# [WHAT TO WORK ON]
Would you please give every entry again exactly, without the pictures?

# [DATASET EXCERPTS]
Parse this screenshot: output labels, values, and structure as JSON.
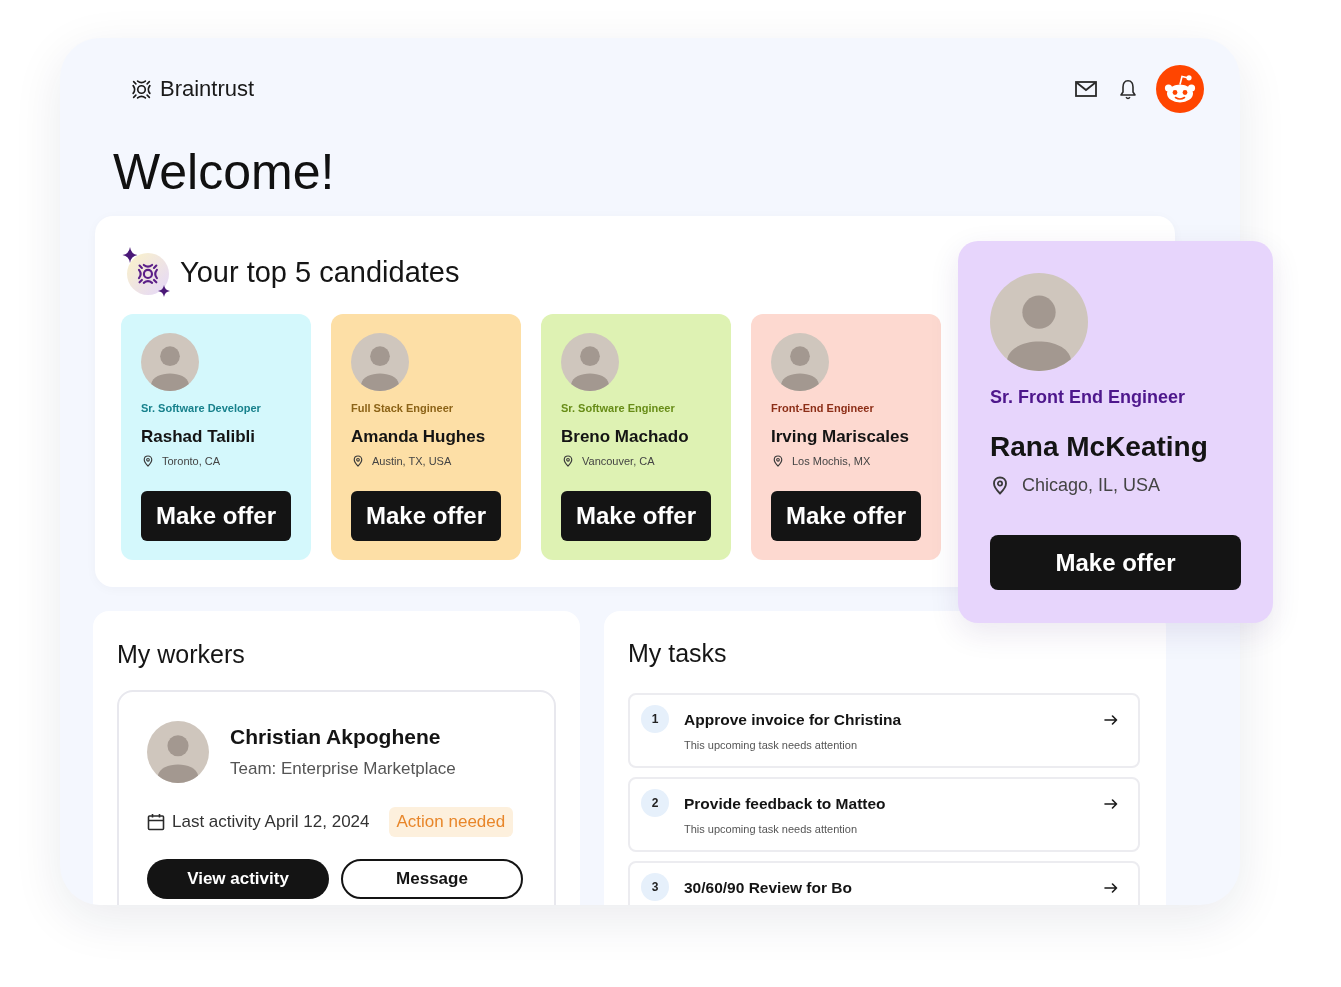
{
  "header": {
    "brand": "Braintrust"
  },
  "page_title": "Welcome!",
  "candidates": {
    "title": "Your top 5 candidates",
    "items": [
      {
        "kind": "card",
        "role": "Sr. Software Developer",
        "name": "Rashad Talibli",
        "location": "Toronto, CA",
        "button": "Make offer",
        "color": "#d4f8fc"
      },
      {
        "kind": "card",
        "role": "Full Stack Engineer",
        "name": "Amanda Hughes",
        "location": "Austin, TX, USA",
        "button": "Make offer",
        "color": "#fddfa6"
      },
      {
        "kind": "card",
        "role": "Sr. Software Engineer",
        "name": "Breno Machado",
        "location": "Vancouver, CA",
        "button": "Make offer",
        "color": "#def2b3"
      },
      {
        "kind": "card",
        "role": "Front-End Engineer",
        "name": "Irving Mariscales",
        "location": "Los Mochis, MX",
        "button": "Make offer",
        "color": "#fdd9d0"
      },
      {
        "kind": "featured",
        "role": "Sr. Front End Engineer",
        "name": "Rana McKeating",
        "location": "Chicago, IL, USA",
        "button": "Make offer",
        "color": "#e7d5fc"
      }
    ]
  },
  "workers": {
    "title": "My workers",
    "items": [
      {
        "name": "Christian Akpoghene",
        "team": "Team: Enterprise Marketplace",
        "last_activity": "Last activity April 12, 2024",
        "badge": "Action needed",
        "buttons": [
          {
            "label": "View activity",
            "kind": "primary"
          },
          {
            "label": "Message",
            "kind": "secondary"
          }
        ]
      }
    ]
  },
  "tasks": {
    "title": "My tasks",
    "items": [
      {
        "number": "1",
        "title": "Approve invoice for Christina",
        "subtitle": "This upcoming task needs attention"
      },
      {
        "number": "2",
        "title": "Provide feedback to Matteo",
        "subtitle": "This upcoming task needs attention"
      },
      {
        "number": "3",
        "title": "30/60/90 Review for Bo"
      }
    ]
  }
}
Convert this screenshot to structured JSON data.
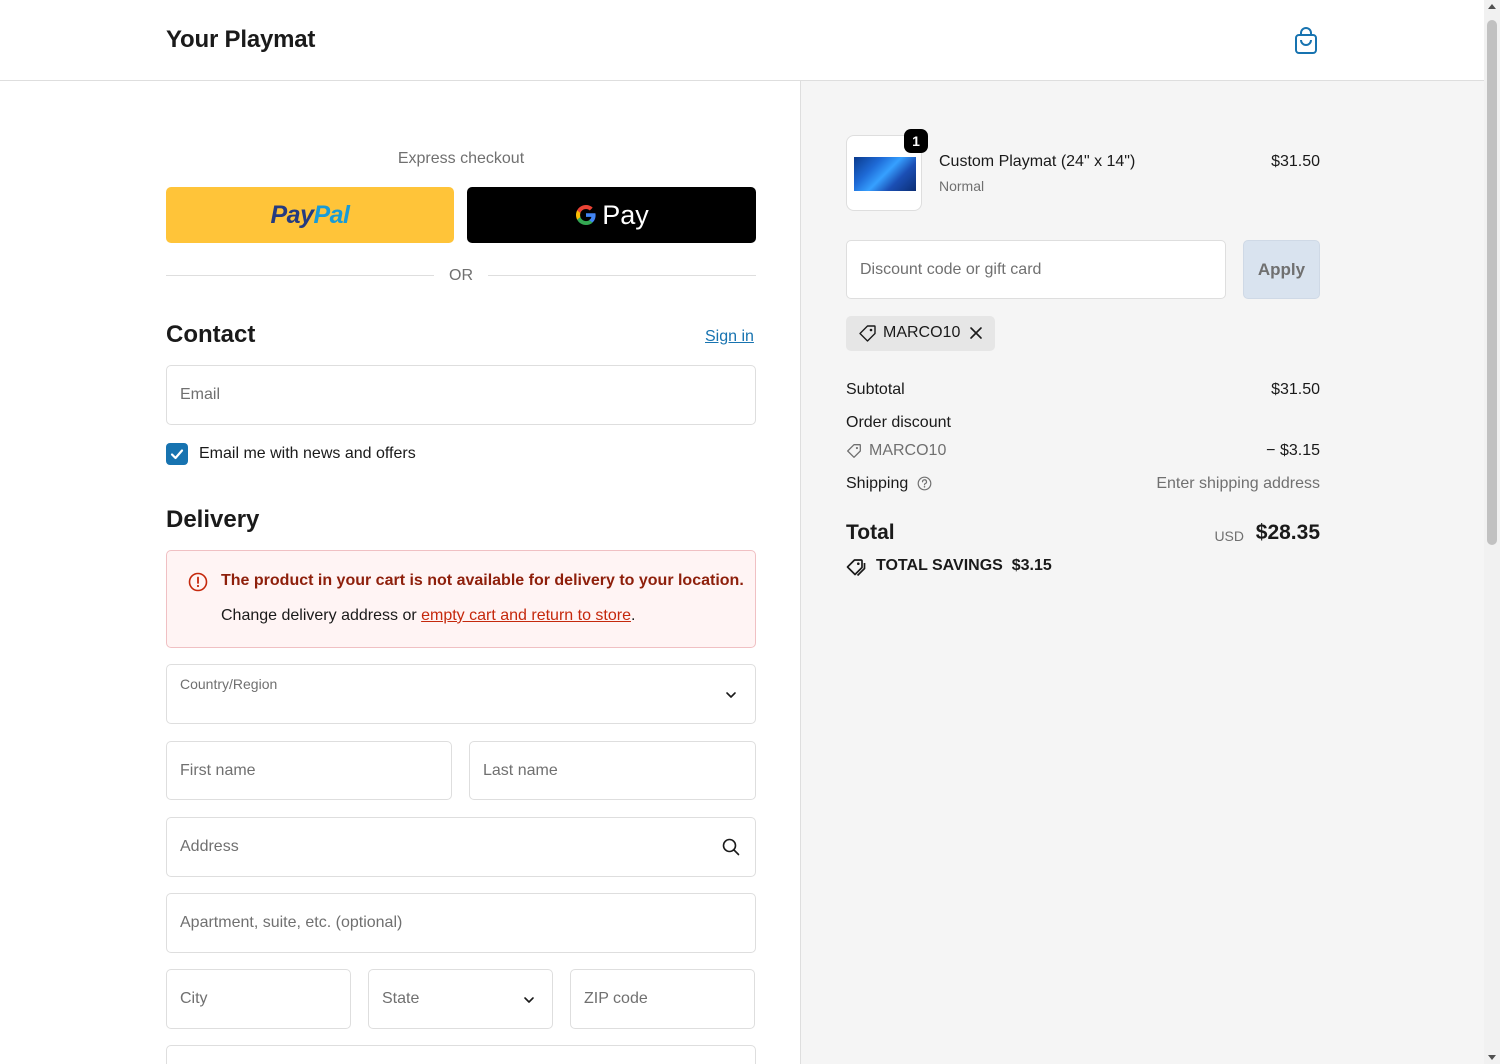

# [ANSWER]
Parse this screenshot: output labels, values, and structure as JSON.
{
  "header": {
    "brand": "Braintrust"
  },
  "page_title": "Welcome!",
  "candidates": {
    "title": "Your top 5 candidates",
    "items": [
      {
        "kind": "card",
        "role": "Sr. Software Developer",
        "name": "Rashad Talibli",
        "location": "Toronto, CA",
        "button": "Make offer",
        "color": "#d4f8fc"
      },
      {
        "kind": "card",
        "role": "Full Stack Engineer",
        "name": "Amanda Hughes",
        "location": "Austin, TX, USA",
        "button": "Make offer",
        "color": "#fddfa6"
      },
      {
        "kind": "card",
        "role": "Sr. Software Engineer",
        "name": "Breno Machado",
        "location": "Vancouver, CA",
        "button": "Make offer",
        "color": "#def2b3"
      },
      {
        "kind": "card",
        "role": "Front-End Engineer",
        "name": "Irving Mariscales",
        "location": "Los Mochis, MX",
        "button": "Make offer",
        "color": "#fdd9d0"
      },
      {
        "kind": "featured",
        "role": "Sr. Front End Engineer",
        "name": "Rana McKeating",
        "location": "Chicago, IL, USA",
        "button": "Make offer",
        "color": "#e7d5fc"
      }
    ]
  },
  "workers": {
    "title": "My workers",
    "items": [
      {
        "name": "Christian Akpoghene",
        "team": "Team: Enterprise Marketplace",
        "last_activity": "Last activity April 12, 2024",
        "badge": "Action needed",
        "buttons": [
          {
            "label": "View activity",
            "kind": "primary"
          },
          {
            "label": "Message",
            "kind": "secondary"
          }
        ]
      }
    ]
  },
  "tasks": {
    "title": "My tasks",
    "items": [
      {
        "number": "1",
        "title": "Approve invoice for Christina",
        "subtitle": "This upcoming task needs attention"
      },
      {
        "number": "2",
        "title": "Provide feedback to Matteo",
        "subtitle": "This upcoming task needs attention"
      },
      {
        "number": "3",
        "title": "30/60/90 Review for Bo"
      }
    ]
  }
}
Convert this screenshot to structured JSON data.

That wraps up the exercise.